When I wake up, everything is vibrating and the world is too loud. I’ve never been in a helicopter before. This isn’t the kind of thing eight-year-olds usually experience. I look around; again, I’m without my mom. I scream for her, and the adults say she is on her way to the hospital, too, and that she will see me there. I don’t believe them. I lose consciousness once more.
As soon as the helicopter touches down on the landing pad, they rush me to an operating room. Brain surgery is another extreme that young children should not have to experience. The glass from the side windows, skylight, and windshield exploded in on me, penetrating my skull and brain. It also nearly severed my right ear. I need brain surgery to remove the glass and relieve the pressure that is building up.

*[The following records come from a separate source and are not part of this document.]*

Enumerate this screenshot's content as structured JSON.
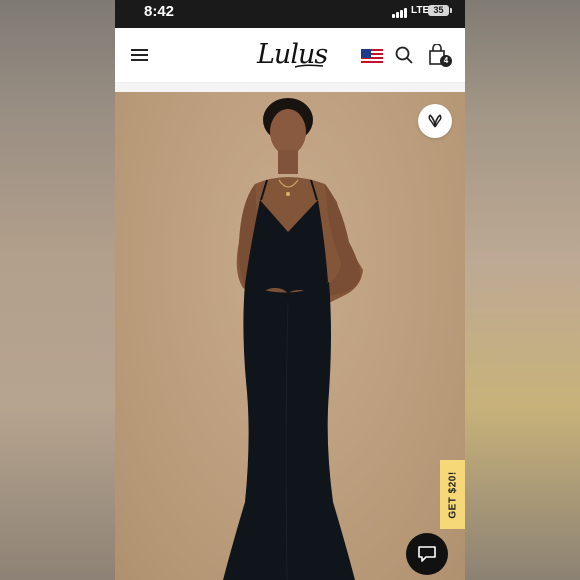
{
  "status_bar": {
    "time": "8:42",
    "network": "LTE",
    "battery_level": "35"
  },
  "header": {
    "logo_text": "Lulus",
    "cart_count": "4",
    "icons": [
      "menu-icon",
      "us-flag-icon",
      "search-icon",
      "shopping-bag-icon"
    ]
  },
  "product": {
    "image_description_icon": "product-photo",
    "favorite_icon": "heart-icon"
  },
  "promo": {
    "label": "GET $20!"
  },
  "chat": {
    "icon": "chat-bubble-icon"
  },
  "colors": {
    "status_bar_bg": "#1a1a1a",
    "photo_bg": "#c0a282",
    "dress": "#0f1319",
    "promo_tab": "#f6d879",
    "chat_button": "#111111"
  }
}
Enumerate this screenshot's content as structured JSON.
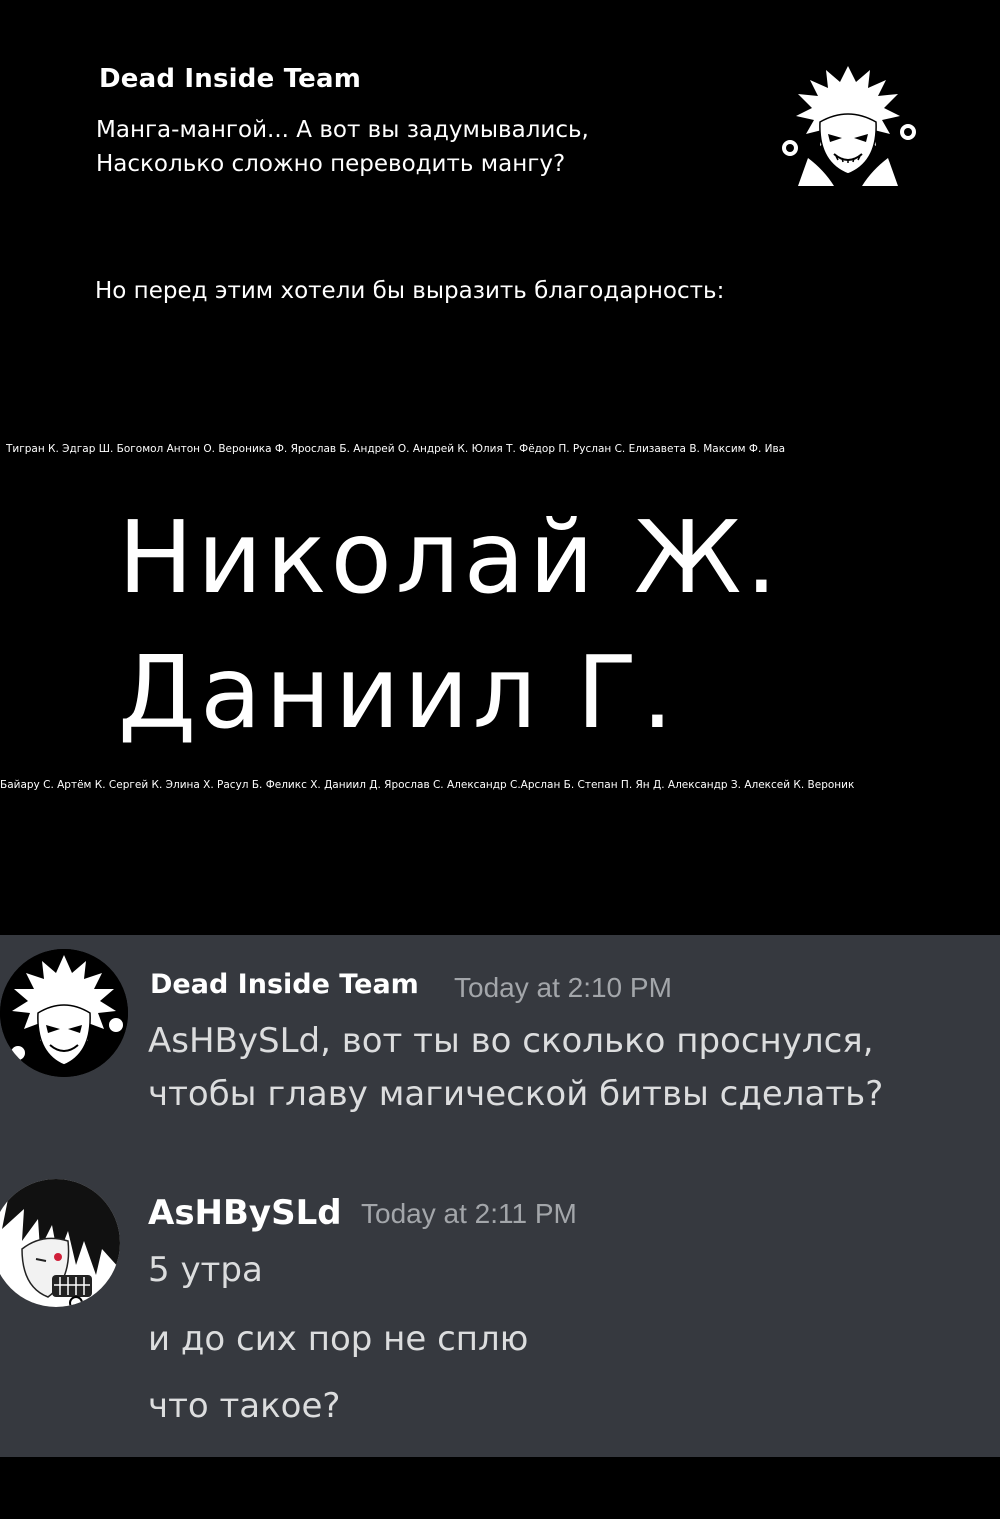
{
  "header": {
    "team_title": "Dead Inside Team",
    "intro": "Манга-мангой... А вот вы задумывались,\nНасколько сложно переводить мангу?",
    "thanks": "Но перед этим хотели бы выразить благодарность:",
    "logo_icon": "anime-character-logo-icon"
  },
  "credits": {
    "strip_top": "Тигран К.  Эдгар Ш.  Богомол  Антон О.  Вероника Ф.  Ярослав Б.  Андрей О.  Андрей К.  Юлия Т.  Фёдор П.  Руслан С.  Елизавета В.  Максим Ф.  Ива",
    "big_name_1": "Николай Ж.",
    "big_name_2": "Даниил Г.",
    "strip_bottom": "Байару С.  Артём К.  Сергей К.  Элина Х.  Расул Б.  Феликс Х.  Даниил Д.  Ярослав С.  Александр С.Арслан Б.  Степан П.  Ян Д.  Александр З.  Алексей К.  Вероник"
  },
  "chat": {
    "background": "#36393f",
    "messages": [
      {
        "author": "Dead Inside Team",
        "time": "Today at 2:10 PM",
        "avatar_icon": "dead-inside-avatar-icon",
        "lines": [
          "AsHBySLd, вот ты во сколько проснулся,",
          "чтобы главу магической битвы сделать?"
        ]
      },
      {
        "author": "AsHBySLd",
        "time": "Today at 2:11 PM",
        "avatar_icon": "ashbysld-avatar-icon",
        "lines": [
          "5 утра",
          "и до сих пор не сплю",
          "что такое?"
        ]
      }
    ]
  }
}
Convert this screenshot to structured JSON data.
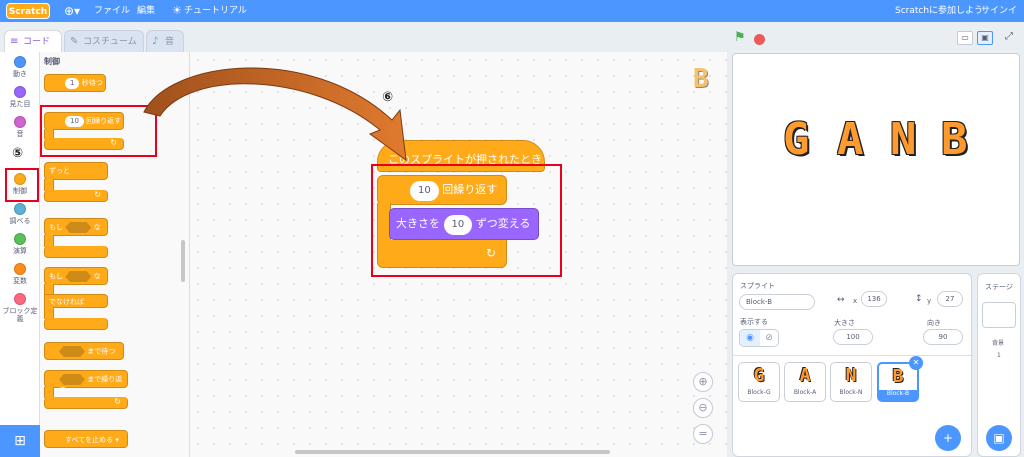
{
  "menubar": {
    "logo": "Scratch",
    "file": "ファイル",
    "edit": "編集",
    "tutorial": "チュートリアル",
    "join": "Scratchに参加しよう",
    "signin": "サインイン"
  },
  "tabs": {
    "code": "コード",
    "costume": "コスチューム",
    "sound": "音"
  },
  "categories": [
    {
      "label": "動き",
      "color": "#4c97ff"
    },
    {
      "label": "見た目",
      "color": "#9966ff"
    },
    {
      "label": "音",
      "color": "#cf63cf"
    },
    {
      "label": "制御",
      "color": "#ffab19"
    },
    {
      "label": "調べる",
      "color": "#5cb1d6"
    },
    {
      "label": "演算",
      "color": "#59c059"
    },
    {
      "label": "変数",
      "color": "#ff8c1a"
    },
    {
      "label": "ブロック定義",
      "color": "#ff6680"
    }
  ],
  "palette": {
    "heading": "制御",
    "wait_value": "1",
    "wait_label": "秒待つ",
    "repeat_value": "10",
    "repeat_label": "回繰り返す",
    "forever": "ずっと",
    "if_prefix": "もし",
    "if_suffix": "なら",
    "if2_prefix": "もし",
    "if2_suffix": "なら",
    "else": "でなければ",
    "wait_until": "まで待つ",
    "repeat_until": "まで繰り返す",
    "stop": "すべてを止める ▾"
  },
  "script": {
    "hat": "このスプライトが押されたとき",
    "repeat_value": "10",
    "repeat_label": "回繰り返す",
    "size_prefix": "大きさを",
    "size_value": "10",
    "size_suffix": "ずつ変える",
    "sprite_letter": "B"
  },
  "annotations": {
    "step5": "⑤",
    "step6": "⑥"
  },
  "stage": {
    "letters": [
      "G",
      "A",
      "N",
      "B"
    ]
  },
  "sprite_info": {
    "title": "スプライト",
    "name": "Block-B",
    "x_label": "x",
    "x": "136",
    "y_label": "y",
    "y": "27",
    "show_label": "表示する",
    "size_label": "大きさ",
    "size": "100",
    "direction_label": "向き",
    "direction": "90"
  },
  "sprites": [
    {
      "letter": "G",
      "name": "Block-G"
    },
    {
      "letter": "A",
      "name": "Block-A"
    },
    {
      "letter": "N",
      "name": "Block-N"
    },
    {
      "letter": "B",
      "name": "Block-B"
    }
  ],
  "stage_panel": {
    "title": "ステージ",
    "backdrop_label": "背景",
    "backdrop_count": "1"
  }
}
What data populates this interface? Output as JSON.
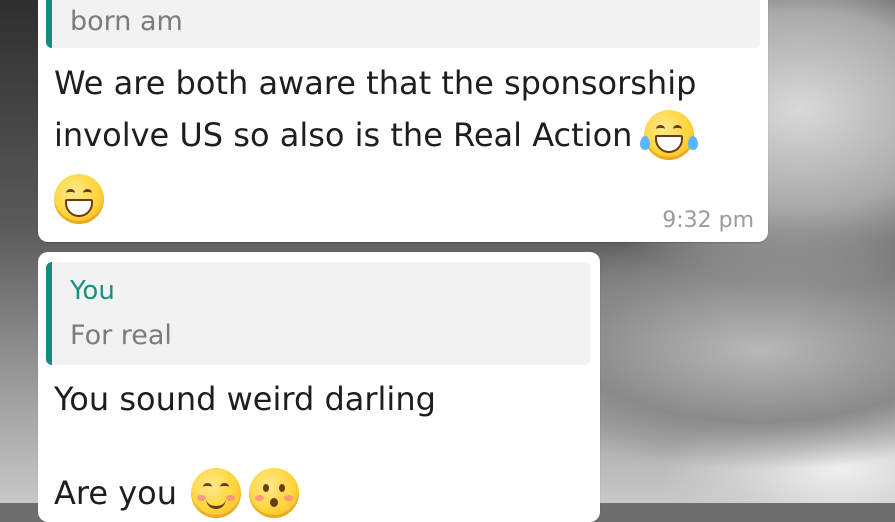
{
  "chat": {
    "messages": [
      {
        "quote": {
          "text": "born am"
        },
        "text_line1": "We are both aware that the sponsorship",
        "text_line2": "involve US so also is the Real Action",
        "emoji_inline": "face-with-tears-of-joy-icon",
        "emoji_below": "grinning-face-icon",
        "time": "9:32 pm"
      },
      {
        "quote": {
          "author": "You",
          "text": "For real"
        },
        "text_line1": "You sound weird darling",
        "text_line3": "Are you",
        "emojis": [
          "smiling-face-icon",
          "hushed-face-icon"
        ]
      }
    ]
  },
  "colors": {
    "bubble": "#ffffff",
    "quote_bar": "#128c7e",
    "quote_author": "#1a8f84",
    "time": "#9a9a9a"
  }
}
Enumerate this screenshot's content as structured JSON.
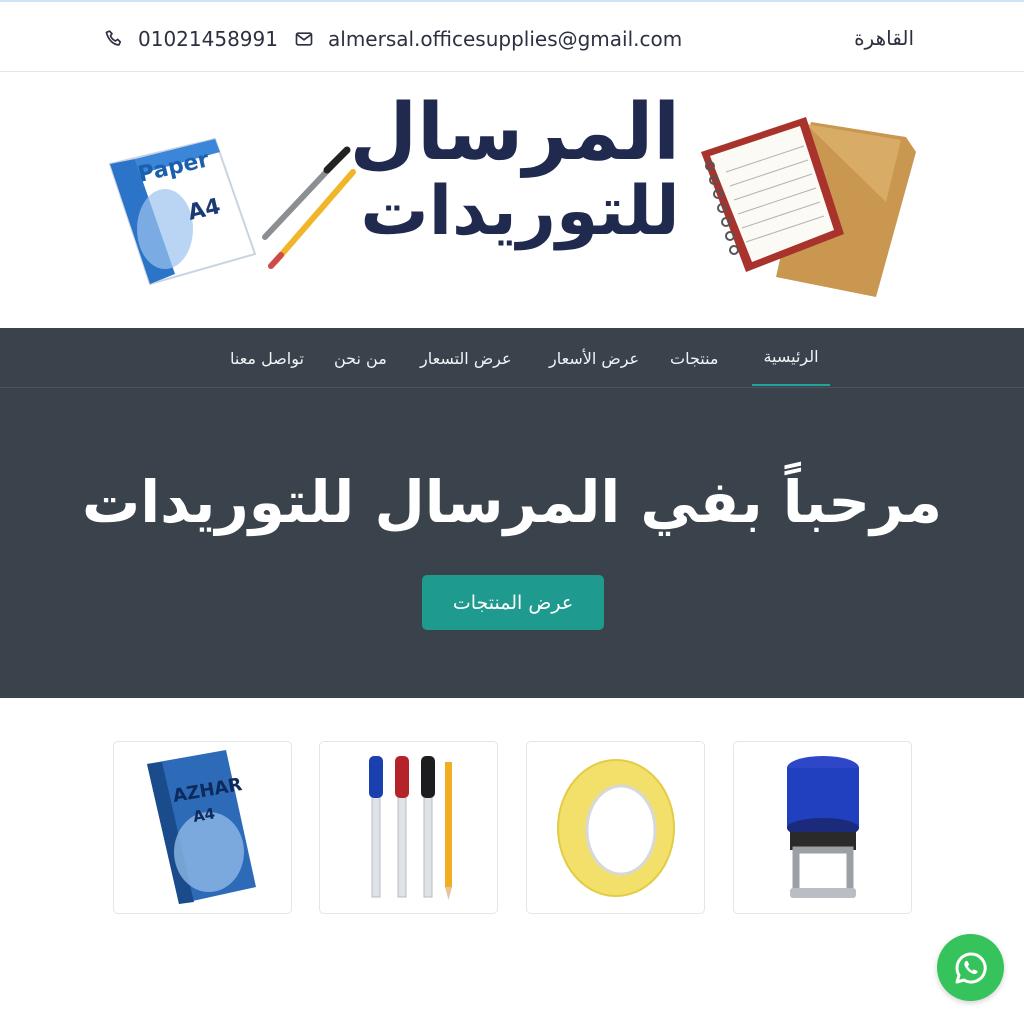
{
  "topbar": {
    "phone": "01021458991",
    "email": "almersal.officesupplies@gmail.com",
    "city": "القاهرة",
    "phone_icon": "phone-icon",
    "email_icon": "mail-icon"
  },
  "banner": {
    "title_line1": "المرسال",
    "title_line2": "للتوريدات",
    "paper_brand": "Paper",
    "paper_size": "A4"
  },
  "nav": {
    "items": [
      {
        "label": "الرئيسية",
        "active": true
      },
      {
        "label": "منتجات",
        "active": false
      },
      {
        "label": "عرض الأسعار",
        "active": false
      },
      {
        "label": "عرض التسعار",
        "active": false
      },
      {
        "label": "من نحن",
        "active": false
      },
      {
        "label": "تواصل معنا",
        "active": false
      }
    ]
  },
  "hero": {
    "title": "مرحباً بفي المرسال للتوريدات",
    "button": "عرض المنتجات"
  },
  "products": [
    {
      "name": "paper-ream",
      "brand": "AZHAR",
      "sub": "A4"
    },
    {
      "name": "pens"
    },
    {
      "name": "tape"
    },
    {
      "name": "stamp"
    }
  ],
  "colors": {
    "accent": "#1e9a8f",
    "dark": "#3a434c",
    "logo": "#1f2a4e",
    "whatsapp": "#36c35b"
  }
}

The neurosurgeon is nice enough to leave me with most of my hair, instead of shaving it all off. He removes the hair in three sections where he needs to make incisions: straight down the middle of my skull, on the right side, and a Y-shape on my forehead. The surgeon realizes that there are more shards than he can reach, so he makes another incision. He is then able to extract most of the glass. The Y-shape cut stops the bleeding. In my eight-year-old mind, it doesn’t make sense to cut someone in order to prevent bleeding, but I don’t grasp much about what is going on. They sew my damaged ear back together. The surgery is complete; I have survived.
I wake up in an ICU room filled with family, friends, and presents. My mother is there. When I see her it is like finding out heaven is real. I spend two weeks in the hospital with people coming in and out of my room. I get to meet NFL quarterback Kurt Warner, because he happens to be visiting the pediatric floor that week. I barely eat, only willing to consume the strawberries my mom gives me.
Doctors talk to me about what is going to happen next. I am crushed that I will not be allowed to do gymnastics for a year. Even though I am young, gymnastics means everything to me. It’s the one place I can escape from the world. This news leaves me feeling claustrophobic.
They tell me to be careful about playing in general and not to overdo it. There are extensive sessions of physical therapy not just for my body but also for my brain. They want to make sure it is still functioning correctly. I spend hours doing puzzles and mind exercises. The rest of the time I spend doing physical things, some as simple as walking. My physical therapist helps me achieve my goals very quickly. I decide that I want to do something in the medical field when I grow up.
I am hesitant about the drive home from the hospital, because it is my first car ride since the accident. In the trunk are all of my belongings, including the activity bag I had in the car during the crash. Later, when my mom cleans it out, she finds a piece of glass from the windshield. It’s shaped like a heart, as if an angel was looking over me as I went through that traumatic experience. My mom gives me the heart glass, and I place it in my jewelry box with my most precious things. From then on, my mom’s nickname for me is Angel.
At my six-month checkup, my doctor lets out a great sigh. My mom is nervous, and we look at each other anxiously. He tells us that it is a sigh of relief; in his many years as a doctor, he has never seen a patient recover from major brain surgery so quickly. He tells me I can go back to gymnastics. Of course I have to take it slow, but the feeling of being in the gym again is what I’ve been looking forward to most during my recovery process.
I am an eight-year-old girl who almost lost everything. Yet, I find a powerful way to deal with this trauma and show fate it hasn’t defeated me. I learn to grin again and enjoy all the little things in life. I take nothing for granted and laugh all the time.